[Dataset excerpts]
*** Block opens ***
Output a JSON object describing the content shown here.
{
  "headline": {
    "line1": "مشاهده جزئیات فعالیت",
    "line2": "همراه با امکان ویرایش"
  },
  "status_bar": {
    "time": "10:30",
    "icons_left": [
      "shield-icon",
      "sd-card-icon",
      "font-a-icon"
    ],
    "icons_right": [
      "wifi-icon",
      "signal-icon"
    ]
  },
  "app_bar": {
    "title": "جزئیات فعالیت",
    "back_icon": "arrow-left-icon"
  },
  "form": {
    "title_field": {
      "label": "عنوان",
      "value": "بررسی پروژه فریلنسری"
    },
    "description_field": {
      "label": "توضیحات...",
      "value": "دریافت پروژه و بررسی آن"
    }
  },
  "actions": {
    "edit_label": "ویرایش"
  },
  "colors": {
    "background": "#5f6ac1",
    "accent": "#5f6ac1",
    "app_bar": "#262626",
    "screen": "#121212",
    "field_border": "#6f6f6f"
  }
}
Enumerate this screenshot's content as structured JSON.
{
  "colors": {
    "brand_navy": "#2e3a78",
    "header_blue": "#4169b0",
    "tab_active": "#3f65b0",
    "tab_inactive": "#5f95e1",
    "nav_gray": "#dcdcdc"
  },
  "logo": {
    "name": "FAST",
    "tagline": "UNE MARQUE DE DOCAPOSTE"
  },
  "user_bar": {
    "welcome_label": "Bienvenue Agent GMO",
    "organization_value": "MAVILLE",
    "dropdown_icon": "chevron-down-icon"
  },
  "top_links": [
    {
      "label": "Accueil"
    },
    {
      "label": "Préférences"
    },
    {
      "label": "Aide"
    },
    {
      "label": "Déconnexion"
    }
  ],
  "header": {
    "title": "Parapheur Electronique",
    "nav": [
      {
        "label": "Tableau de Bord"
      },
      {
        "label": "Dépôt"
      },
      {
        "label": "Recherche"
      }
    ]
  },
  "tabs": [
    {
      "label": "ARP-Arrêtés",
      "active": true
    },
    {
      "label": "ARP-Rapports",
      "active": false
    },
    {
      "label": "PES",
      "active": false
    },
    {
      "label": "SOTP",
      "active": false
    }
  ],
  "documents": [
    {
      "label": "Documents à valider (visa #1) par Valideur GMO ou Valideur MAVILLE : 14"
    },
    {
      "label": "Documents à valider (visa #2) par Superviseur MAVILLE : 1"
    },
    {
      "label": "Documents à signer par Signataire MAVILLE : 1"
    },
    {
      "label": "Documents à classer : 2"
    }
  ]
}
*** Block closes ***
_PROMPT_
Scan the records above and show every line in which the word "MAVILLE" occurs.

_TASK RESULT_
    "organization_value": "MAVILLE",
      "label": "Documents à valider (visa #1) par Valideur GMO ou Valideur MAVILLE : 14"
      "label": "Documents à valider (visa #2) par Superviseur MAVILLE : 1"
      "label": "Documents à signer par Signataire MAVILLE : 1"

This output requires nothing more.